What the exercise asks = Using the listing below, report all lines holding the word "this".

Exercise material =
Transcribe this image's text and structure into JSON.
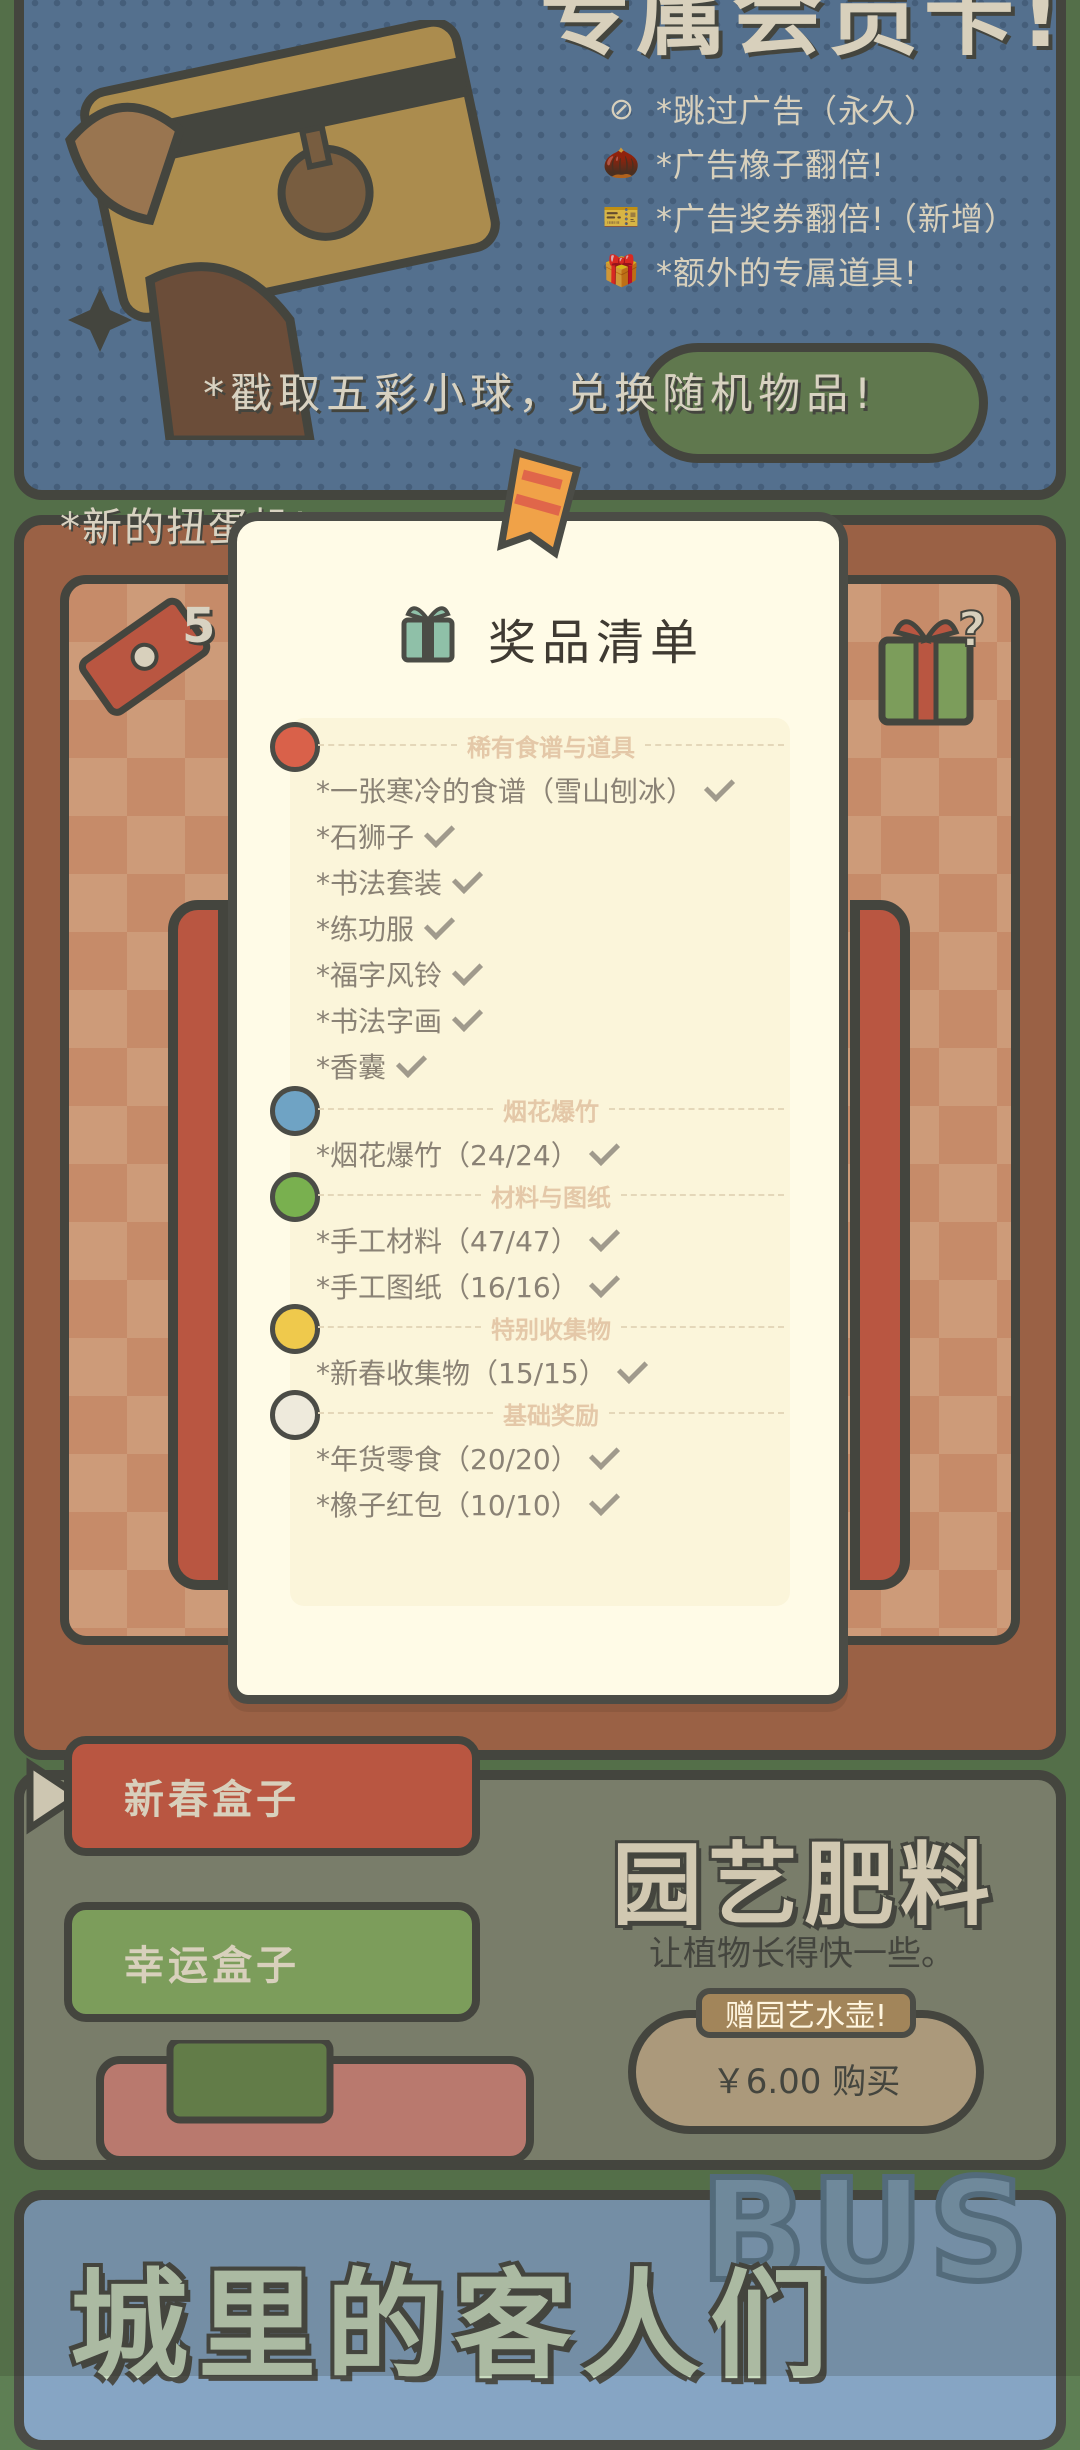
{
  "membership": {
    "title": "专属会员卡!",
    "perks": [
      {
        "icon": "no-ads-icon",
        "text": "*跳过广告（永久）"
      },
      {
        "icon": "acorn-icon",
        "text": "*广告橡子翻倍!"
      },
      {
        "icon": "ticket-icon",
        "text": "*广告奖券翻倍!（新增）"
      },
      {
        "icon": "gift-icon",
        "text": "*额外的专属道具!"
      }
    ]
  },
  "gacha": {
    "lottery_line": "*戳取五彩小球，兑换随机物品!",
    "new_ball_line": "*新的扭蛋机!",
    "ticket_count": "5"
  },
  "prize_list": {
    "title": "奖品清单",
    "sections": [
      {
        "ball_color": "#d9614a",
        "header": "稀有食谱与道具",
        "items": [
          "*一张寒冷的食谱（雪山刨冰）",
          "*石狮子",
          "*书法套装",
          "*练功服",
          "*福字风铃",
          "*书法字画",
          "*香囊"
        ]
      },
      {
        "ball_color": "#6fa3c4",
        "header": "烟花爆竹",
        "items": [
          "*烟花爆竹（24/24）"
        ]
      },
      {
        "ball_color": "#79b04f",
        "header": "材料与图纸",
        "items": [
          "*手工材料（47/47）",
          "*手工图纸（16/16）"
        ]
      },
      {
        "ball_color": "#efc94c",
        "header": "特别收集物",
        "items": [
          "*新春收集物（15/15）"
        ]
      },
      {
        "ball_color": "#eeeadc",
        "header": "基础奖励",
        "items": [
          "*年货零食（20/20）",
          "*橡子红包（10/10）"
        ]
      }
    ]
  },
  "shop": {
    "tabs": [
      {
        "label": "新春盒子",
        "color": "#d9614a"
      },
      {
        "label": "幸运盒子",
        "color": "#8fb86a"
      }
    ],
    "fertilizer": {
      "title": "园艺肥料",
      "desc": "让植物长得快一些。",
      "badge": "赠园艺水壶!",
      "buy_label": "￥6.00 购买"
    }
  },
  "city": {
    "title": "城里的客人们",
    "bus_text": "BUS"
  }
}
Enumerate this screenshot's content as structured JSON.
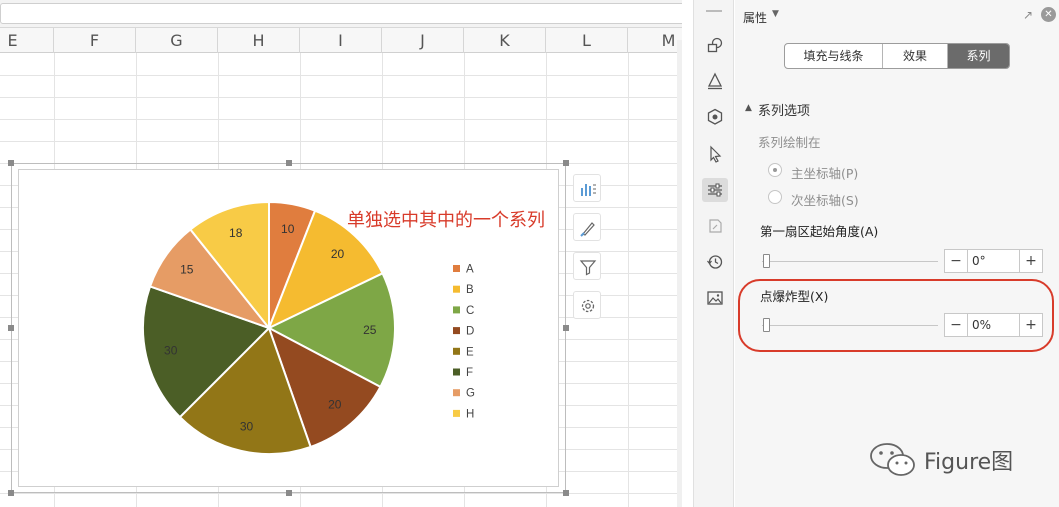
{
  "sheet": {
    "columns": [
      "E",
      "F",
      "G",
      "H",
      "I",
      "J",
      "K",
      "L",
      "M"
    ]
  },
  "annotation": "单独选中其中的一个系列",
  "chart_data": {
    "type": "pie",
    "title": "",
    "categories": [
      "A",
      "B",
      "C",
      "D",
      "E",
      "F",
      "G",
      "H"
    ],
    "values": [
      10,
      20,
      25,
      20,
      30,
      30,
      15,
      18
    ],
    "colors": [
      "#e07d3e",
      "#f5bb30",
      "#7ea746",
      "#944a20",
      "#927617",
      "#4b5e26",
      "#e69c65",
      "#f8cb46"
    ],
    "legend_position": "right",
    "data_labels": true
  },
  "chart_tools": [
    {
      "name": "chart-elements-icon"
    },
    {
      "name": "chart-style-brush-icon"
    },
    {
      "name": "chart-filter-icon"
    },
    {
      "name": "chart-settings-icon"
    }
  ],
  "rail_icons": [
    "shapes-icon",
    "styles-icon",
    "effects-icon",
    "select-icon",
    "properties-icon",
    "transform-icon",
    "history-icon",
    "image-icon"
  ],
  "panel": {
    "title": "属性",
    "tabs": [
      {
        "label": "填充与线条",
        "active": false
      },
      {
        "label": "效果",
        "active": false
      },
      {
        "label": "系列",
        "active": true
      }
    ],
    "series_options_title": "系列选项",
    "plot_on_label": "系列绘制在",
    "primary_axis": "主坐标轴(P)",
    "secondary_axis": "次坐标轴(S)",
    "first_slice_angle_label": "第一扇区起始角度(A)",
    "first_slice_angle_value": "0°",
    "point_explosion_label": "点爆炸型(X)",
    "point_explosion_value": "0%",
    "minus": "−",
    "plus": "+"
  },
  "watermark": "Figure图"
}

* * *

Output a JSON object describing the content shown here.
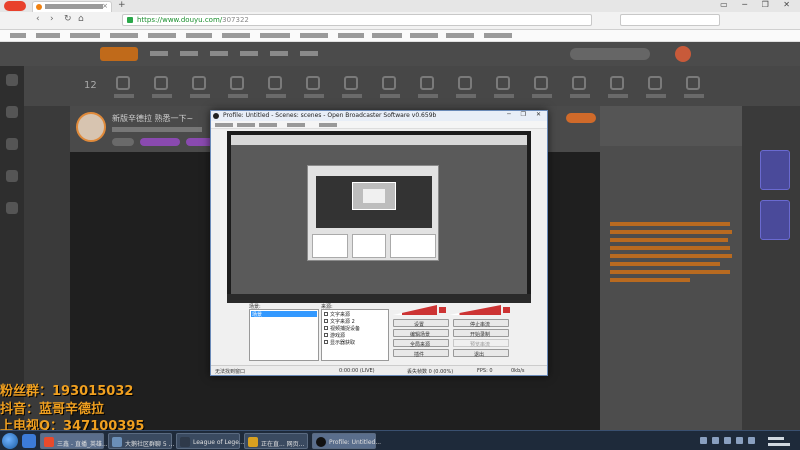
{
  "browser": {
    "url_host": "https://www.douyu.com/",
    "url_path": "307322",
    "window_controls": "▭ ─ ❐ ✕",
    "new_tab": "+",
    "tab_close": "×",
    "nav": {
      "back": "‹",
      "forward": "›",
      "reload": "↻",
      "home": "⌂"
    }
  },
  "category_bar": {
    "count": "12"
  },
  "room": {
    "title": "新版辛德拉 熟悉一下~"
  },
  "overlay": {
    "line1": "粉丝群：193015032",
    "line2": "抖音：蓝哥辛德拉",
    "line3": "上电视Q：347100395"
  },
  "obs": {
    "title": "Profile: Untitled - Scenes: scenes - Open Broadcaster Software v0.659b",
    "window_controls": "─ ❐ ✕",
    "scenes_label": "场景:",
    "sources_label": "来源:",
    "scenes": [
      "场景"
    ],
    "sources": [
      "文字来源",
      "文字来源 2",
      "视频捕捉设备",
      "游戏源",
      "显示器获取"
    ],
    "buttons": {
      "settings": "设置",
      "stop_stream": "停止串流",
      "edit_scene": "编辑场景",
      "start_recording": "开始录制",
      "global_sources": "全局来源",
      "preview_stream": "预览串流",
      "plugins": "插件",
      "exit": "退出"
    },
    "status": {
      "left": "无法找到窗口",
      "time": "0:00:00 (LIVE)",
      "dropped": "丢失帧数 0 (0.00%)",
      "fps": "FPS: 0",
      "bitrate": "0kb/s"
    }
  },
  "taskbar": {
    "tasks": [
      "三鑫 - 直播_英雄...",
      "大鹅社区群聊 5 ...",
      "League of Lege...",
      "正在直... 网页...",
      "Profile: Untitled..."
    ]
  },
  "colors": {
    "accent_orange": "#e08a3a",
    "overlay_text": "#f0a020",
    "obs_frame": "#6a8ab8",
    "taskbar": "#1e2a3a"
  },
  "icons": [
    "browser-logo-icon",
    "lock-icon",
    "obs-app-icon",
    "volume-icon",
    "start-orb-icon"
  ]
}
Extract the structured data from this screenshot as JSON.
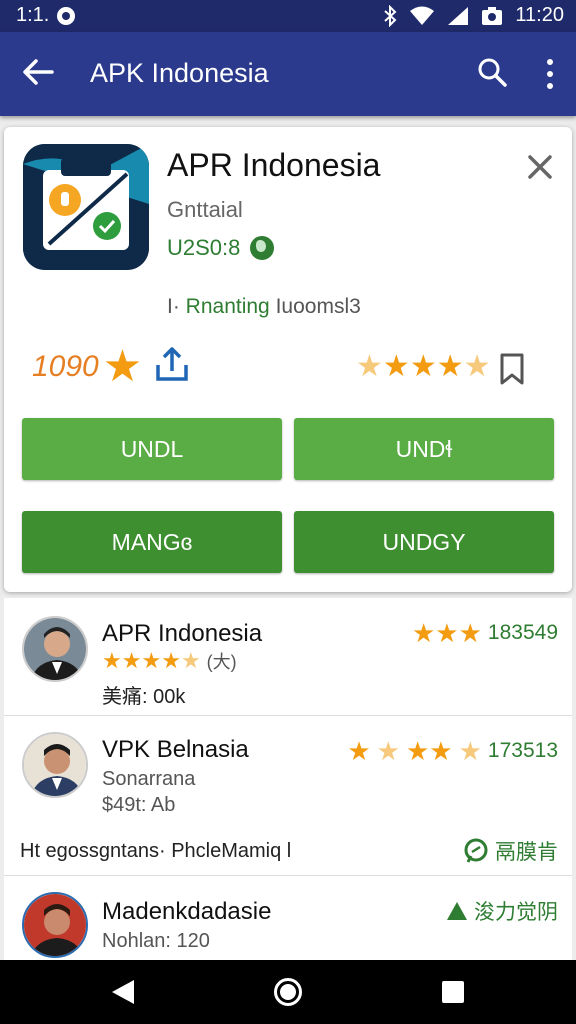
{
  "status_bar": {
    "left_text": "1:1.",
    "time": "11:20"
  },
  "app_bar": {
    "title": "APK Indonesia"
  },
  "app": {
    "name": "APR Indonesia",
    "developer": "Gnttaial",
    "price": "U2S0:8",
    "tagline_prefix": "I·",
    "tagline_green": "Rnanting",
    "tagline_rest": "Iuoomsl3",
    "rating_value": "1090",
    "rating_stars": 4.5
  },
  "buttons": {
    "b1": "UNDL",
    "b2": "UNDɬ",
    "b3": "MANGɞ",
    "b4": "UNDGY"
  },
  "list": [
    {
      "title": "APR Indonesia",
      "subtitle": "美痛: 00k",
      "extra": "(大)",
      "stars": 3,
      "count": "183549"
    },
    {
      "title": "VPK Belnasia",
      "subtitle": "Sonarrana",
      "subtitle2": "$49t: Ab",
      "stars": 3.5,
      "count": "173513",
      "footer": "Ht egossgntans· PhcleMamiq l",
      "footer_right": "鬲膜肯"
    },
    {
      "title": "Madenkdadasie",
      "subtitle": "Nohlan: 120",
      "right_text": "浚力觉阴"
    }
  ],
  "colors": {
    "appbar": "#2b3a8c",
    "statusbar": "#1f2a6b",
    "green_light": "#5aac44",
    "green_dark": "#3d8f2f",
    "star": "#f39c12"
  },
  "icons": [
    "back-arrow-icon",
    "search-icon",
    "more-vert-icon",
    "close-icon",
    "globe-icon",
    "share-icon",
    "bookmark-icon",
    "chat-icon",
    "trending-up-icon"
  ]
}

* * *

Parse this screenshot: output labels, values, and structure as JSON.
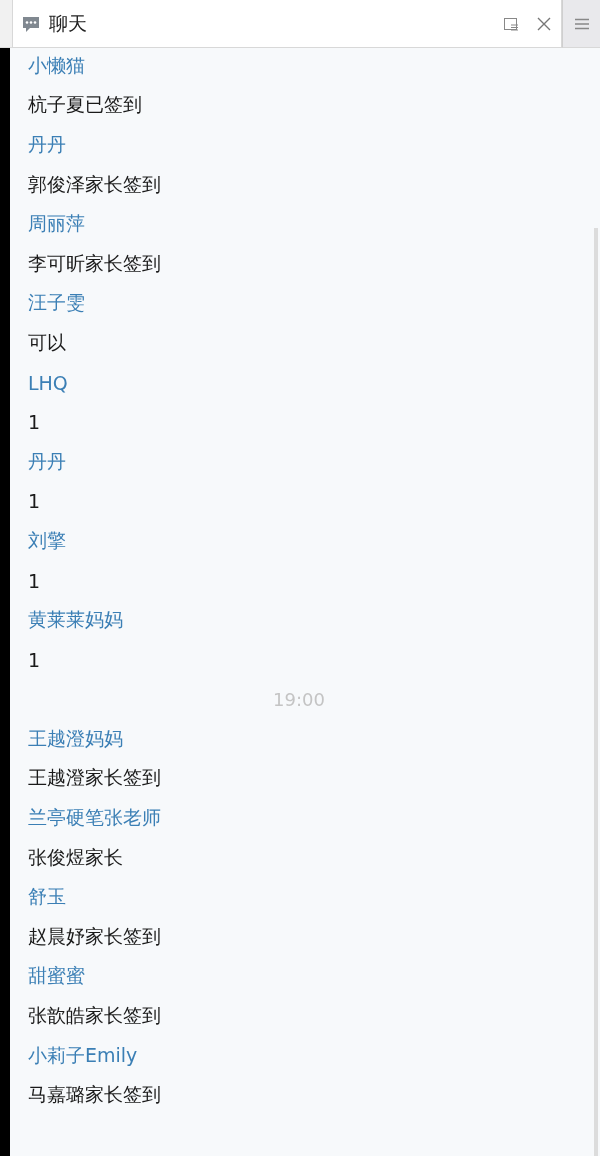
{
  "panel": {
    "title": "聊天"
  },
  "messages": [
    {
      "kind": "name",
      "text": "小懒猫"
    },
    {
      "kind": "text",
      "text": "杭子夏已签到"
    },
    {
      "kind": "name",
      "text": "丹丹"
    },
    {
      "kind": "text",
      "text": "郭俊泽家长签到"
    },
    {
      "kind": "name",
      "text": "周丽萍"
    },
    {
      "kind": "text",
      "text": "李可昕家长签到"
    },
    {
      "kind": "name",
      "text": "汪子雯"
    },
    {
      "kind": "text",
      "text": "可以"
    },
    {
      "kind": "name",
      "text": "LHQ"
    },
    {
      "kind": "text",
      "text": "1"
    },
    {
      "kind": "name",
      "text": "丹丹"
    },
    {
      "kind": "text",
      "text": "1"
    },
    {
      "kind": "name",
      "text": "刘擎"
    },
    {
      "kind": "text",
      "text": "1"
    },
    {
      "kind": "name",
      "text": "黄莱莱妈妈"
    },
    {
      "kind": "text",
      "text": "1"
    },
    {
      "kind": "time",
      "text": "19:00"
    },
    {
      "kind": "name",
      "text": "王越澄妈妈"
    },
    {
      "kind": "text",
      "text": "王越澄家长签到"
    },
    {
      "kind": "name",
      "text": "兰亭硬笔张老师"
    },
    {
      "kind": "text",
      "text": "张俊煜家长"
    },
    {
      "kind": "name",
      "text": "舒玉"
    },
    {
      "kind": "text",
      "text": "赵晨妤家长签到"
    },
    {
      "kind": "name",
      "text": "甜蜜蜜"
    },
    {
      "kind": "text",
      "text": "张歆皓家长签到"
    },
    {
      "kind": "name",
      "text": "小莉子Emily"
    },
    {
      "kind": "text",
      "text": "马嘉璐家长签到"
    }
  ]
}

Task answer =
Transcribe this image's text and structure into JSON.
Enumerate this screenshot's content as structured JSON.
Extract the structured data from this screenshot as JSON.
Parse this screenshot: output labels, values, and structure as JSON.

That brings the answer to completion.